Green Star juicer
The only two brands I can really seem to find, but both seem very highly recommended on juicing sites are Green Star & Green Power Juicers and Angel Juicers. Green Star & Green Power were the mostly widely recognized name and several models seemed to be recommended across several sites.
Wheatgrass Juicers
Weston manual wheatgrass juicer
You can get both manual and electric wheatgrass-only juicers. I’ve never actually utilized one of these. The Miracle brand seems to have a few electric wheatgrass juicer models that can also handle other leafy greens, soft fruits and berries, but normally these machines are only for wheatgrass.
Miracle electric wheatgrass juicer
Electric Citrus Juicers
Just to add clarification, there are a lot of juicers made by all the brand names you are used to seeing on your other kitchen appliances. Most of these look very similar to a countertop glass or ceramic citrus juicer on the top, and that’s because that’s the only thing they can juice are citrus fruits. These are great for people who just like to make their own fresh orange juice or have a home bar and like to squeeze fresh citrus juice quickly and easily. Or, a summertime lemonade stand! 🙂
Cuisinart electric citrus juicers
I have always had good luck with the Cuisinart juicer, and a lot of customers were excited when Bodum released theirs because it has two speeds, although it doesn’t look like Bodum is marketing the juicer anymore so perhaps production has stopped. There are still a lot of places to purchase it online and the price doesn’t look any lower, haha!
Breville citrus juicer
Breville also makes one, as does Black and Decker, Waring Pro, Krups, Proctor Silex, Hamilton Beach, and many more!
Manual Citrus Juicers
We might as well round it out with the classics since we’ve talked about EVERYTHING else! We’re almost done, I promise!
You’ve got your basic glass or ceramic citrus juicer that’s kind of like a dish. Pretty much all stores sell the same brands from the same distributors like Harold Import Co.
Ceramic countertop citrus juicer
Brands like Chef’n and Prepara have gadgetized that classic idea with storage and measuring devices for the juice to fall into. I really like the Chef’n Juicester because of the measuring piece – it even has small measurement markings. Cleverly, I must say, you can just tilt the Juicester to the small measurement side to see how many teaspoons you’ve got! (The Juicester XL does NOT have the measurements, presumably because you want a lot of juice, not a little!)

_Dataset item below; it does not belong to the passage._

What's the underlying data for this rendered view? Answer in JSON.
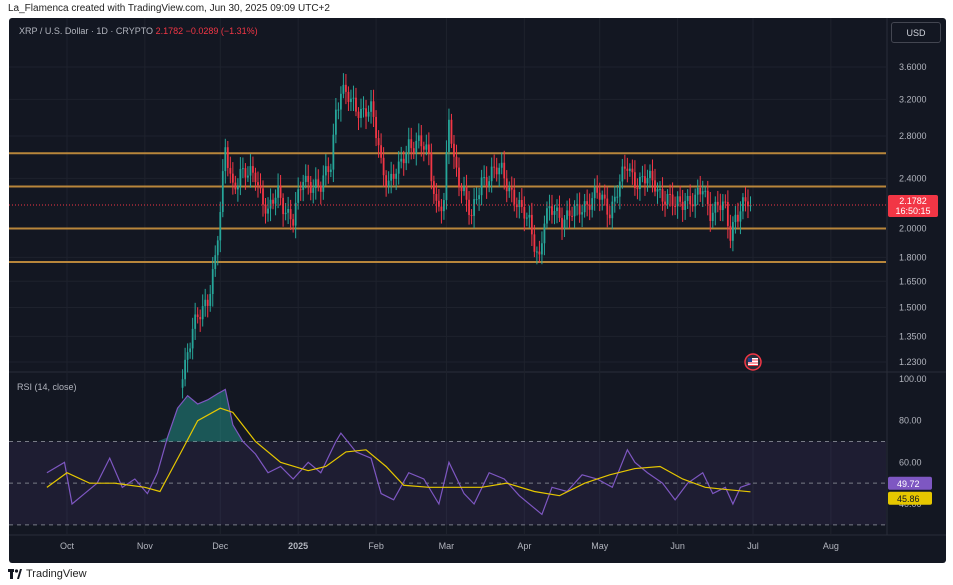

Chef’N Juicester measuring teaspoons!
You’ve got citrus reamers – in plastic/melamine, stainless steel, and wood. (You want something non-reactive since citrus is acidic.) Oh, and now there’s even silicone!
Zak! melamine citrus reamers
Hand-held citrus squeezers (I really like the idea of the 2-in-1 Lemon & Lime juicer at the bottom!).
Chef’n hand held lime squeezer
And then there’s the big honking manual bar juicers. Most actual bars will own a commercial juice press, and popular brands include Cilio (search through the “Products —> Bar”), Amco’s OrangeX (I am wondering if I can’t find a direct manufacturer link because the juicers are sold through commercial distributors only??), Metrokane, and the Hamilton Beach Commercial Citrus Juicer.
cilio commercial juice press
Alright guys & gals, I am juicer-ed out! I learned a ton researching this blog – I would have been a WAY better salesperson if I had to write an essay like this about them, haha!. I must admit that in doing all this research that I also feel it’s the most comprehensive thing I’ve seen about juicers online, so take that, internet! 🙂